Historic atom smasher reduced to rubble and revelry
From Wired.com, July 8, 2009
BERKELEY, California - What was once the world's biggest atom smasher will soon be nothing more than a collection of old photos and the dust beneath the next big science machine.
Lawrence Berkeley National Laboratory's Bevatron, built by the Atomic Energy Commission for $9 million in the early '50s, is slowly being demolished in the hills overlooking San Francisco Bay. In a few years, all traces of it will be gone.
The Bevatron was a marvel, that, when compared to the rest of the human world drew ridiculous comparisons. Popular Science called it a "10,000-Ton Cracker for Invisible Nuts" and rapturously listed its dimensions. For boys of all ages, the Bevatron's stats were the 36-24-36 of physics.

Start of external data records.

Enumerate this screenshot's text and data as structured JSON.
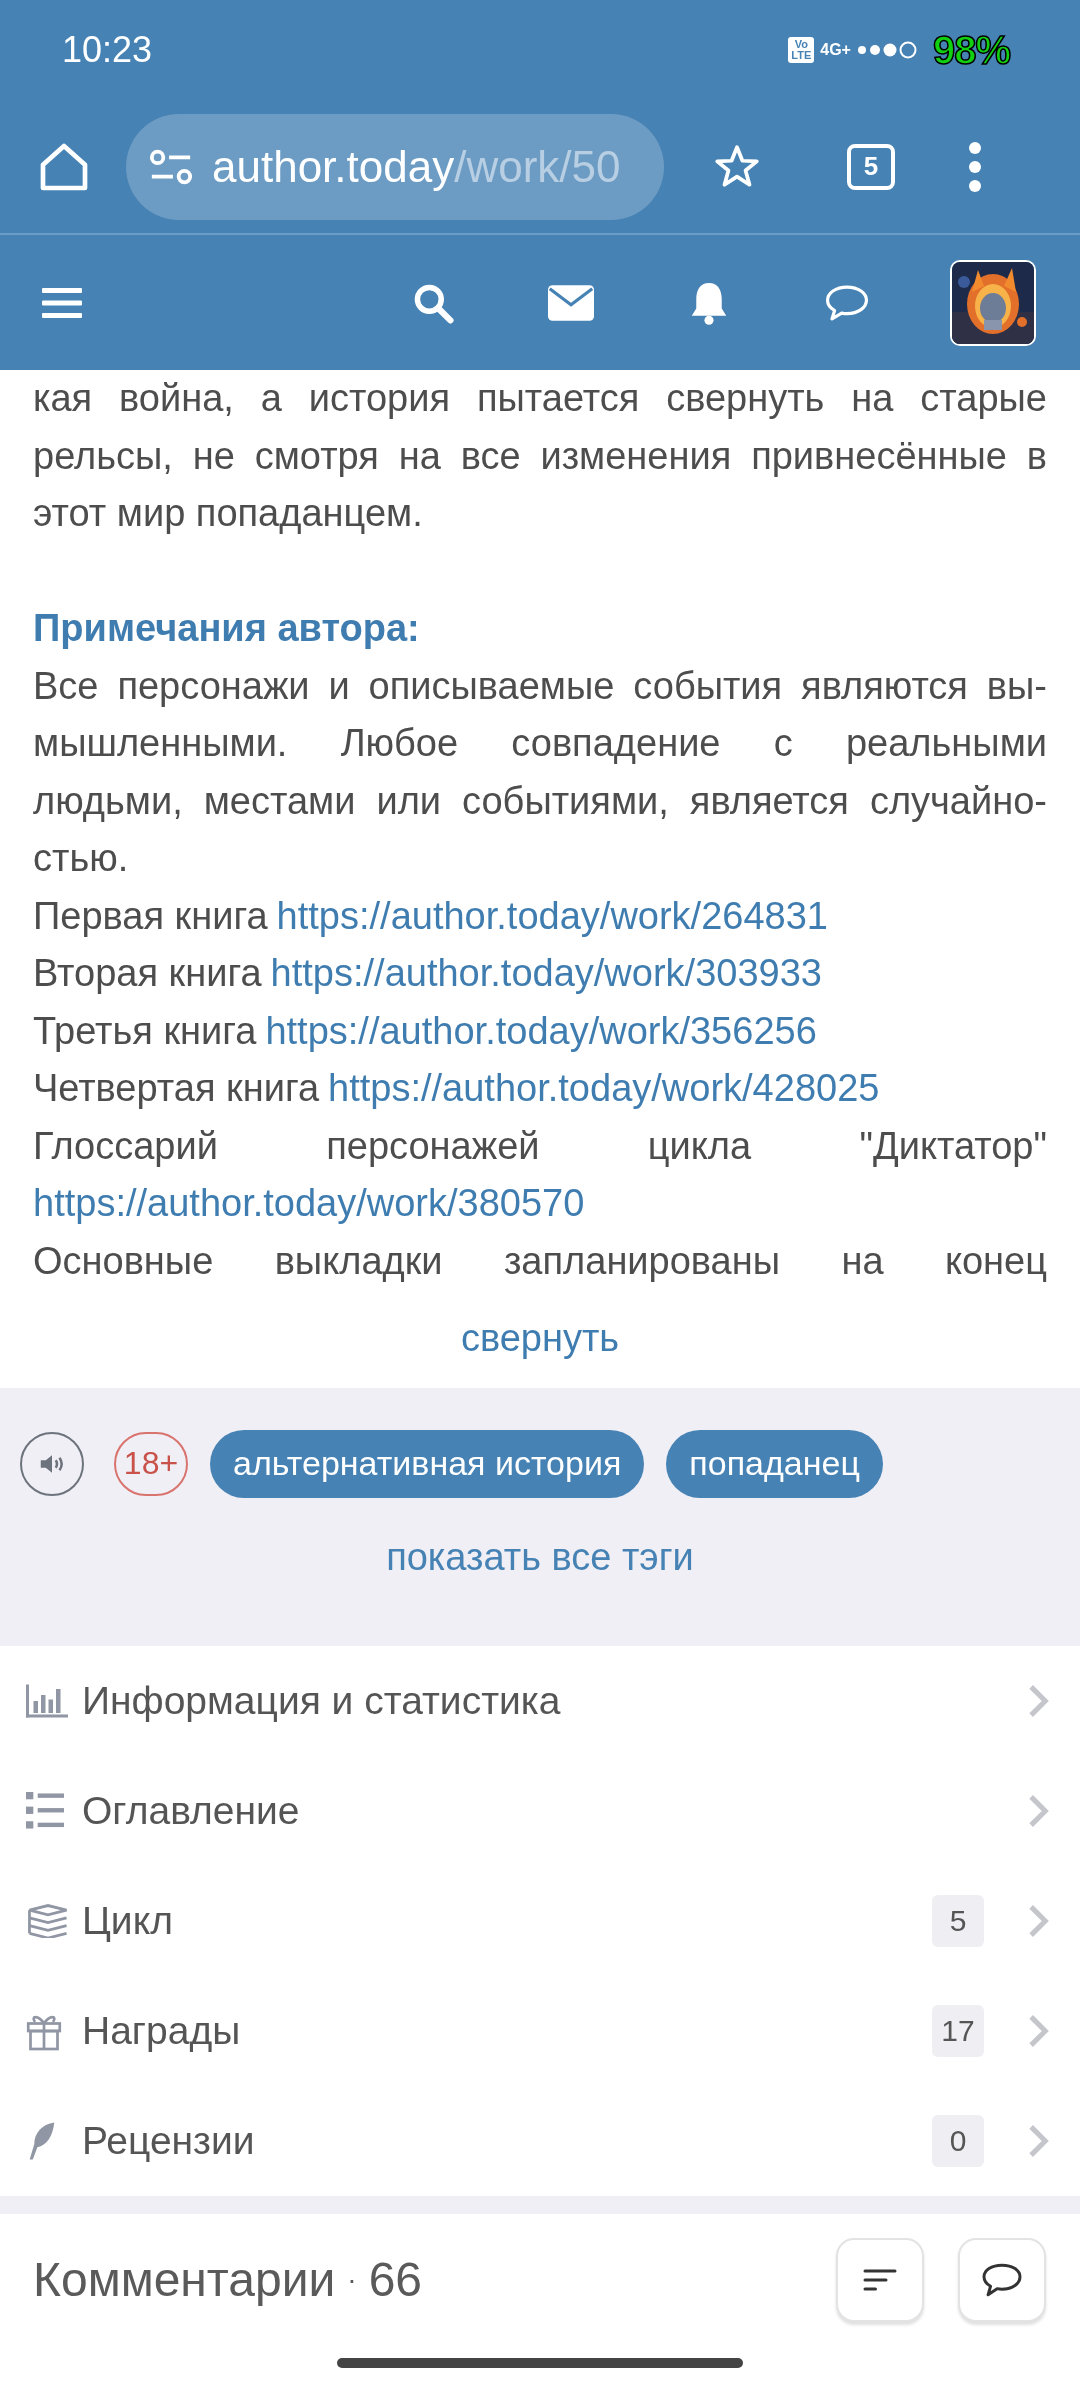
{
  "status_bar": {
    "time": "10:23",
    "volte": [
      "Vo",
      "LTE"
    ],
    "network": "4G+",
    "battery": "98%"
  },
  "browser": {
    "url_host": "author.today",
    "url_path": "/work/50",
    "tab_count": "5"
  },
  "site_nav": {
    "items": [
      {
        "kind": "search"
      },
      {
        "kind": "mail"
      },
      {
        "kind": "bell"
      },
      {
        "kind": "chat"
      }
    ]
  },
  "content": [
    {
      "kind": "paragraph",
      "cut": false,
      "lines": [
        "кая война, а история пытается свернуть на старые",
        "рельсы, не смотря на все изменения привнесённые в",
        "этот мир попаданцем."
      ]
    },
    {
      "kind": "gap"
    },
    {
      "kind": "heading",
      "text": "Примечания автора:"
    },
    {
      "kind": "paragraph",
      "lines": [
        "Все персонажи и описываемые события являются вы-",
        "мышленными. Любое совпадение с реальными",
        "людьми, местами или событиями, является случайно-",
        "стью."
      ]
    },
    {
      "kind": "link_line",
      "label": "Первая книга",
      "url": "https://author.today/work/264831"
    },
    {
      "kind": "link_line",
      "label": "Вторая книга",
      "url": "https://author.today/work/303933"
    },
    {
      "kind": "link_line",
      "label": "Третья книга",
      "url": "https://author.today/work/356256"
    },
    {
      "kind": "link_line",
      "label": "Четвертая книга",
      "url": "https://author.today/work/428025"
    },
    {
      "kind": "link_below",
      "label": "Глоссарий персонажей цикла \"Диктатор\"",
      "url": "https://author.today/work/380570"
    },
    {
      "kind": "paragraph",
      "cut": true,
      "lines": [
        "Основные выкладки запланированы на конец"
      ]
    }
  ],
  "collapse_link": "свернуть",
  "tags": [
    {
      "kind": "audio"
    },
    {
      "kind": "age",
      "text": "18+"
    },
    {
      "kind": "tag",
      "text": "альтернативная история"
    },
    {
      "kind": "tag",
      "text": "попаданец"
    }
  ],
  "show_all_tags": "показать все тэги",
  "menu": [
    {
      "kind": "stats",
      "label": "Информация и статистика"
    },
    {
      "kind": "toc",
      "label": "Оглавление"
    },
    {
      "kind": "series",
      "label": "Цикл",
      "count": "5"
    },
    {
      "kind": "awards",
      "label": "Награды",
      "count": "17"
    },
    {
      "kind": "reviews",
      "label": "Рецензии",
      "count": "0"
    }
  ],
  "comments": {
    "title": "Комментарии",
    "separator": "·",
    "count": "66"
  }
}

The Bevatron occupied 125,000 square feet of land at the center of Lawrence Berkeley National Laboratory. It was once the crown jewel of the lab, of the National Lab system and of the particle physics world.
What it would actually do - the physics of the thing - was probably obscure to most readers of Popular Science. The enormous size of this mechanical monument belied the tiny scale on which it really worked.

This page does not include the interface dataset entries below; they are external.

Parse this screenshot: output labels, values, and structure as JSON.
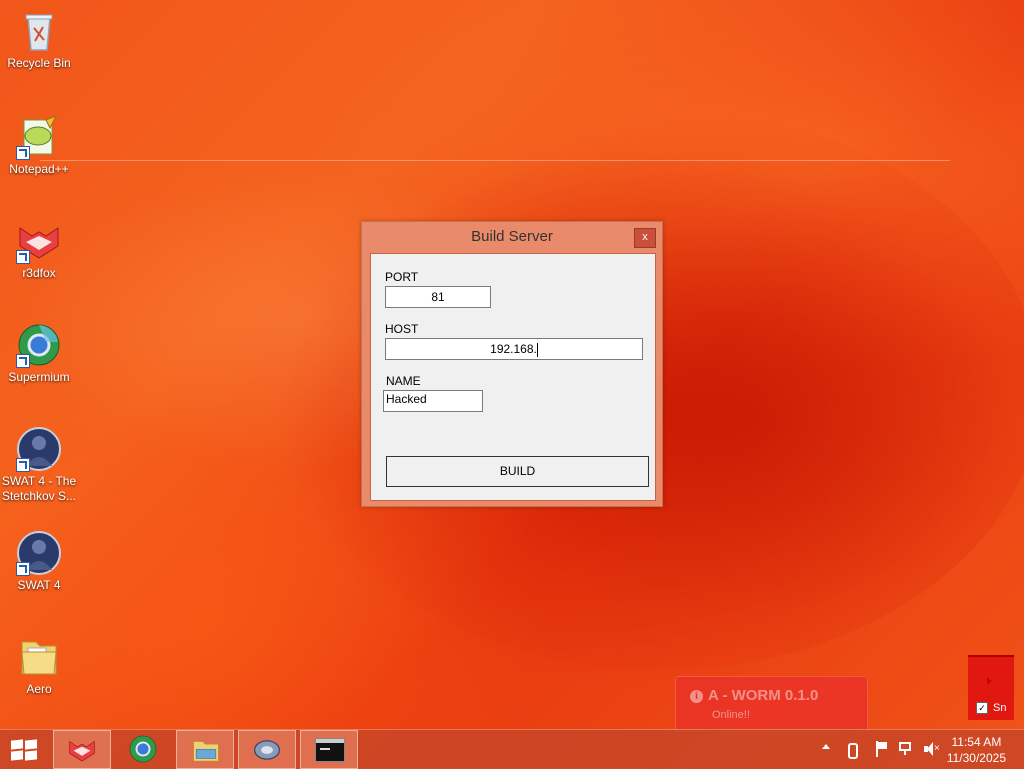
{
  "desktop": {
    "icons": [
      {
        "label": "Recycle Bin"
      },
      {
        "label": "Notepad++"
      },
      {
        "label": "r3dfox"
      },
      {
        "label": "Supermium"
      },
      {
        "label": "SWAT 4 - The Stetchkov S..."
      },
      {
        "label": "SWAT 4"
      },
      {
        "label": "Aero"
      }
    ]
  },
  "dialog": {
    "title": "Build Server",
    "close_label": "x",
    "port_label": "PORT",
    "port_value": "81",
    "host_label": "HOST",
    "host_value": "192.168.",
    "name_label": "NAME",
    "name_value": "Hacked",
    "build_label": "BUILD"
  },
  "notification": {
    "title": "A - WORM 0.1.0",
    "status": "Online!!"
  },
  "side_panel": {
    "checkbox_label": "Sn"
  },
  "taskbar": {
    "time": "11:54 AM",
    "date": "11/30/2025"
  },
  "colors": {
    "accent": "#e98b6a",
    "taskbar": "#c84628",
    "desktop": "#f2561a"
  }
}
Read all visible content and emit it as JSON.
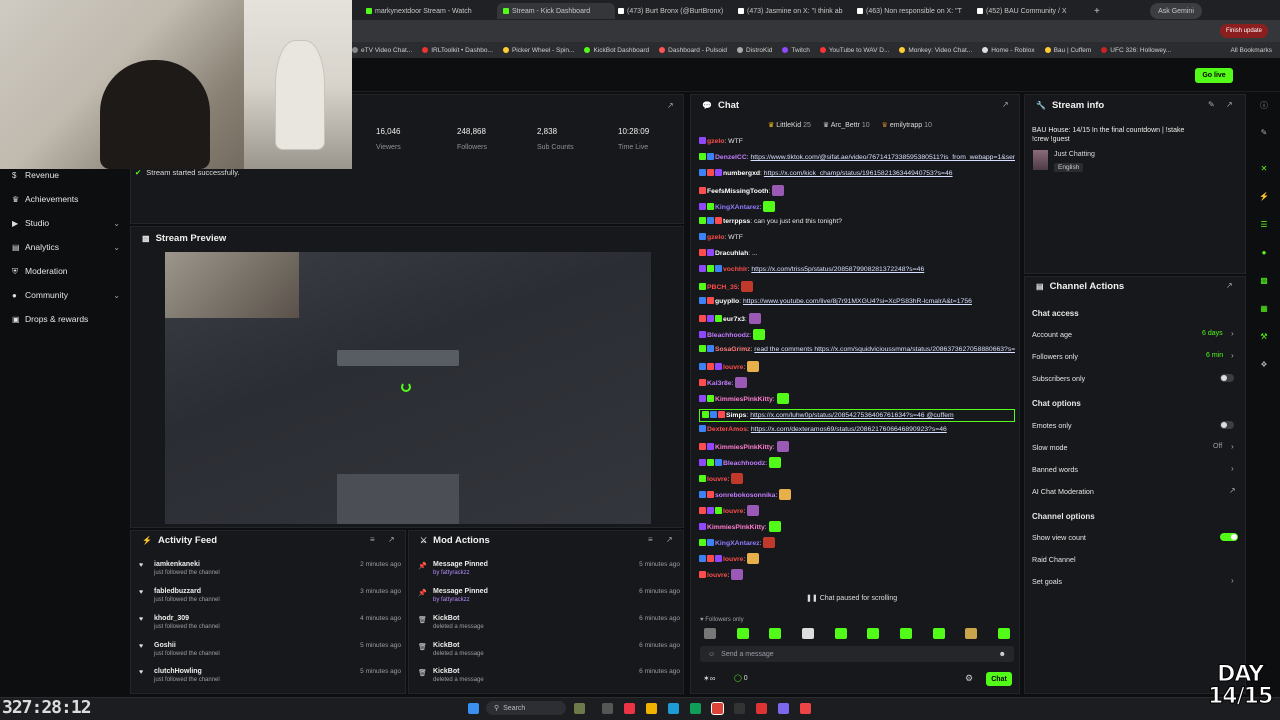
{
  "browser": {
    "tabs": [
      {
        "label": "markynextdoor Stream - Watch"
      },
      {
        "label": "Stream - Kick Dashboard"
      },
      {
        "label": "(473) Burt Bronx (@BurtBronx)"
      },
      {
        "label": "(473) Jasmine on X: \"I think ab"
      },
      {
        "label": "(463) Non responsible on X: \"T"
      },
      {
        "label": "(452) BAU Community / X"
      }
    ],
    "ask_gemini": "Ask Gemini",
    "finish_update": "Finish update",
    "all_bookmarks": "All Bookmarks",
    "bookmarks": [
      "eTV Video Chat...",
      "IRLToolkit • Dashbo...",
      "Picker Wheel - Spin...",
      "KickBot Dashboard",
      "Dashboard - Pulsoid",
      "DistroKid",
      "Twitch",
      "YouTube to WAV D...",
      "Monkey: Video Chat...",
      "Home - Roblox",
      "Bau | Cuffem",
      "UFC 326: Hollowey..."
    ]
  },
  "kick": {
    "go_live": "Go live",
    "toast": "Stream started successfully.",
    "sidebar": [
      {
        "label": "Revenue",
        "icon": "dollar-icon"
      },
      {
        "label": "Achievements",
        "icon": "trophy-icon"
      },
      {
        "label": "Studio",
        "icon": "video-icon",
        "chevron": true
      },
      {
        "label": "Analytics",
        "icon": "chart-icon",
        "chevron": true
      },
      {
        "label": "Moderation",
        "icon": "shield-icon"
      },
      {
        "label": "Community",
        "icon": "people-icon",
        "chevron": true
      },
      {
        "label": "Drops & rewards",
        "icon": "gift-icon"
      }
    ],
    "stats": [
      {
        "value": "16,046",
        "label": "Viewers"
      },
      {
        "value": "248,868",
        "label": "Followers"
      },
      {
        "value": "2,838",
        "label": "Sub Counts"
      },
      {
        "value": "10:28:09",
        "label": "Time Live"
      }
    ],
    "stream_preview": {
      "title": "Stream Preview"
    },
    "activity_feed": {
      "title": "Activity Feed",
      "items": [
        {
          "name": "iamkenkaneki",
          "action": "just followed the channel",
          "time": "2 minutes ago"
        },
        {
          "name": "fabledbuzzard",
          "action": "just followed the channel",
          "time": "3 minutes ago"
        },
        {
          "name": "khodr_309",
          "action": "just followed the channel",
          "time": "4 minutes ago"
        },
        {
          "name": "Goshii",
          "action": "just followed the channel",
          "time": "5 minutes ago"
        },
        {
          "name": "clutchHowling",
          "action": "just followed the channel",
          "time": "5 minutes ago"
        }
      ]
    },
    "mod_actions": {
      "title": "Mod Actions",
      "items": [
        {
          "title": "Message Pinned",
          "sub": "by fattyrackzz",
          "time": "5 minutes ago",
          "icon": "pin-icon"
        },
        {
          "title": "Message Pinned",
          "sub": "by fattyrackzz",
          "time": "6 minutes ago",
          "icon": "pin-icon"
        },
        {
          "title": "KickBot",
          "sub": "deleted a message",
          "time": "6 minutes ago",
          "icon": "trash-icon"
        },
        {
          "title": "KickBot",
          "sub": "deleted a message",
          "time": "6 minutes ago",
          "icon": "trash-icon"
        },
        {
          "title": "KickBot",
          "sub": "deleted a message",
          "time": "6 minutes ago",
          "icon": "trash-icon"
        }
      ]
    },
    "chat": {
      "title": "Chat",
      "top_gifters": [
        {
          "name": "LittleKid",
          "count": "25"
        },
        {
          "name": "Arc_Bettr",
          "count": "10"
        },
        {
          "name": "emilytrapp",
          "count": "10"
        }
      ],
      "messages": [
        {
          "user": "gzelo",
          "text": "WTF",
          "color": "#ff4d4d"
        },
        {
          "user": "DenzelCC",
          "text": "https://www.tiktok.com/@sifat.ae/video/7671417338595380511?is_from_webapp=1&sender_device=pc&web_id=7612557446442475732",
          "color": "#c37dff",
          "link": true
        },
        {
          "user": "numbergxd",
          "text": "https://x.com/kick_champ/status/1961582136344940753?s=46",
          "color": "#ffffff",
          "link": true
        },
        {
          "user": "FeefsMissingTooth",
          "text": "",
          "color": "#ffffff"
        },
        {
          "user": "KingXAntarez",
          "text": "",
          "color": "#8f7dff"
        },
        {
          "user": "terrppss",
          "text": "can you just end this tonight?",
          "color": "#ffffff"
        },
        {
          "user": "gzelo",
          "text": "WTF",
          "color": "#ff4d4d"
        },
        {
          "user": "Dracuhlah",
          "text": "...",
          "color": "#ffffff"
        },
        {
          "user": "vochhlr",
          "text": "https://x.com/triss5p/status/2085879908281372248?s=46",
          "color": "#ff4d4d",
          "link": true
        },
        {
          "user": "PBCH_35",
          "text": "",
          "color": "#ff4d4d"
        },
        {
          "user": "guypllo",
          "text": "https://www.youtube.com/live/8j7r91MXGU4?si=XcPS83hR-lcmalrA&t=1756",
          "color": "#ffffff",
          "link": true
        },
        {
          "user": "eur7x3",
          "text": "",
          "color": "#ffffff"
        },
        {
          "user": "Bleachhoodz",
          "text": "",
          "color": "#c37dff"
        },
        {
          "user": "SosaGrimz",
          "text": "read the comments https://x.com/squidvicioussmma/status/2086373627058880663?s=46",
          "color": "#ff7d7d",
          "link": true
        },
        {
          "user": "louvre",
          "text": "",
          "color": "#ff4d4d"
        },
        {
          "user": "Kal3r8e",
          "text": "",
          "color": "#c37dff"
        },
        {
          "user": "KimmiesPinkKitty",
          "text": "",
          "color": "#ff7dd2"
        },
        {
          "user": "Simps",
          "text": "https://x.com/luhw0p/status/2085427536406761634?s=46 @cuffem",
          "color": "#ffffff",
          "link": true,
          "pinned": true
        },
        {
          "user": "DexterAmos",
          "text": "https://x.com/dexteramos69/status/2086217606646890923?s=46",
          "color": "#ff4d4d",
          "link": true
        },
        {
          "user": "KimmiesPinkKitty",
          "text": "",
          "color": "#ff7dd2"
        },
        {
          "user": "Bleachhoodz",
          "text": "",
          "color": "#c37dff"
        },
        {
          "user": "louvre",
          "text": "",
          "color": "#ff4d4d"
        },
        {
          "user": "sonrebokosonnika",
          "text": "",
          "color": "#c37dff"
        },
        {
          "user": "louvre",
          "text": "",
          "color": "#ff4d4d"
        },
        {
          "user": "KimmiesPinkKitty",
          "text": "",
          "color": "#ff7dd2"
        },
        {
          "user": "KingXAntarez",
          "text": "",
          "color": "#8f7dff"
        },
        {
          "user": "louvre",
          "text": "",
          "color": "#ff4d4d"
        },
        {
          "user": "louvre",
          "text": "",
          "color": "#ff4d4d"
        }
      ],
      "paused": "Chat paused for scrolling",
      "followers_only": "Followers only",
      "input_placeholder": "Send a message",
      "points": "0",
      "send": "Chat"
    },
    "stream_info": {
      "title": "Stream info",
      "stream_title": "BAU House: 14/15 In the final countdown | !stake !crew !guest",
      "category": "Just Chatting",
      "language": "English"
    },
    "channel_actions": {
      "title": "Channel Actions",
      "chat_access": "Chat access",
      "account_age": {
        "label": "Account age",
        "value": "6 days"
      },
      "followers_only": {
        "label": "Followers only",
        "value": "6 min"
      },
      "subscribers_only": {
        "label": "Subscribers only",
        "on": false
      },
      "chat_options": "Chat options",
      "emotes_only": {
        "label": "Emotes only",
        "on": false
      },
      "slow_mode": {
        "label": "Slow mode",
        "value": "Off"
      },
      "banned_words": "Banned words",
      "ai_moderation": "AI Chat Moderation",
      "channel_options": "Channel options",
      "show_view_count": {
        "label": "Show view count",
        "on": true
      },
      "raid_channel": "Raid Channel",
      "set_goals": "Set goals"
    }
  },
  "overlay": {
    "timer": "327:28:12",
    "day_line1": "DAY",
    "day_line2": "14/15"
  },
  "taskbar": {
    "search": "Search"
  },
  "colors": {
    "kick_green": "#53fc18",
    "panel": "#17181b",
    "background": "#0d0e10"
  }
}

"It takes this mammoth to smash atoms, which are so small 20,000,000 just span a pinhead," Huff wrote in a photo caption.